■ **WHAT THE TASK REQUIRES**: Exact copies of all the records are to be output.

━━━━━━━━

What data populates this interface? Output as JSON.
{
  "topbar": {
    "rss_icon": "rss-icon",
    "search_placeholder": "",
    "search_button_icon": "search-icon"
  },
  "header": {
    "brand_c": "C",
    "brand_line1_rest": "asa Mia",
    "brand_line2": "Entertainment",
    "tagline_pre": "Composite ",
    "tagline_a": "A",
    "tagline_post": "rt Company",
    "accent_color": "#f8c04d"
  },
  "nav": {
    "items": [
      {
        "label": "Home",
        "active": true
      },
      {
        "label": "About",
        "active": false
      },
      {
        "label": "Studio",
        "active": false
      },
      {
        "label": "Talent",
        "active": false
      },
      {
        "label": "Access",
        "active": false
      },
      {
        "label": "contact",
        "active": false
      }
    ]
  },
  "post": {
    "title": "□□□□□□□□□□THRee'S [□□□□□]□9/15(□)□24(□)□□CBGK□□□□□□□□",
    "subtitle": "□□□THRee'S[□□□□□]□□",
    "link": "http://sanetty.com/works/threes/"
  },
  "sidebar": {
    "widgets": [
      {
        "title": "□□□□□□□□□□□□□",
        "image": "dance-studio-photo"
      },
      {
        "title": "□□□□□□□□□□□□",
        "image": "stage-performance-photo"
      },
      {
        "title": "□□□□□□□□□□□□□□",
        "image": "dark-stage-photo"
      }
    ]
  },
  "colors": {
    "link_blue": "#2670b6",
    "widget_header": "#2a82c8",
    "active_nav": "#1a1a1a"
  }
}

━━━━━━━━

■ **PROBLEM SOLUTION**:
What data populates this interface? Output as JSON.
{
  "topbar": {
    "rss_icon": "rss-icon",
    "search_placeholder": "",
    "search_button_icon": "search-icon"
  },
  "header": {
    "brand_c": "C",
    "brand_line1_rest": "asa Mia",
    "brand_line2": "Entertainment",
    "tagline_pre": "Composite ",
    "tagline_a": "A",
    "tagline_post": "rt Company",
    "accent_color": "#f8c04d"
  },
  "nav": {
    "items": [
      {
        "label": "Home",
        "active": true
      },
      {
        "label": "About",
        "active": false
      },
      {
        "label": "Studio",
        "active": false
      },
      {
        "label": "Talent",
        "active": false
      },
      {
        "label": "Access",
        "active": false
      },
      {
        "label": "contact",
        "active": false
      }
    ]
  },
  "post": {
    "title": "□□□□□□□□□□THRee'S [□□□□□]□9/15(□)□24(□)□□CBGK□□□□□□□□",
    "subtitle": "□□□THRee'S[□□□□□]□□",
    "link": "http://sanetty.com/works/threes/"
  },
  "sidebar": {
    "widgets": [
      {
        "title": "□□□□□□□□□□□□□",
        "image": "dance-studio-photo"
      },
      {
        "title": "□□□□□□□□□□□□",
        "image": "stage-performance-photo"
      },
      {
        "title": "□□□□□□□□□□□□□□",
        "image": "dark-stage-photo"
      }
    ]
  },
  "colors": {
    "link_blue": "#2670b6",
    "widget_header": "#2a82c8",
    "active_nav": "#1a1a1a"
  }
}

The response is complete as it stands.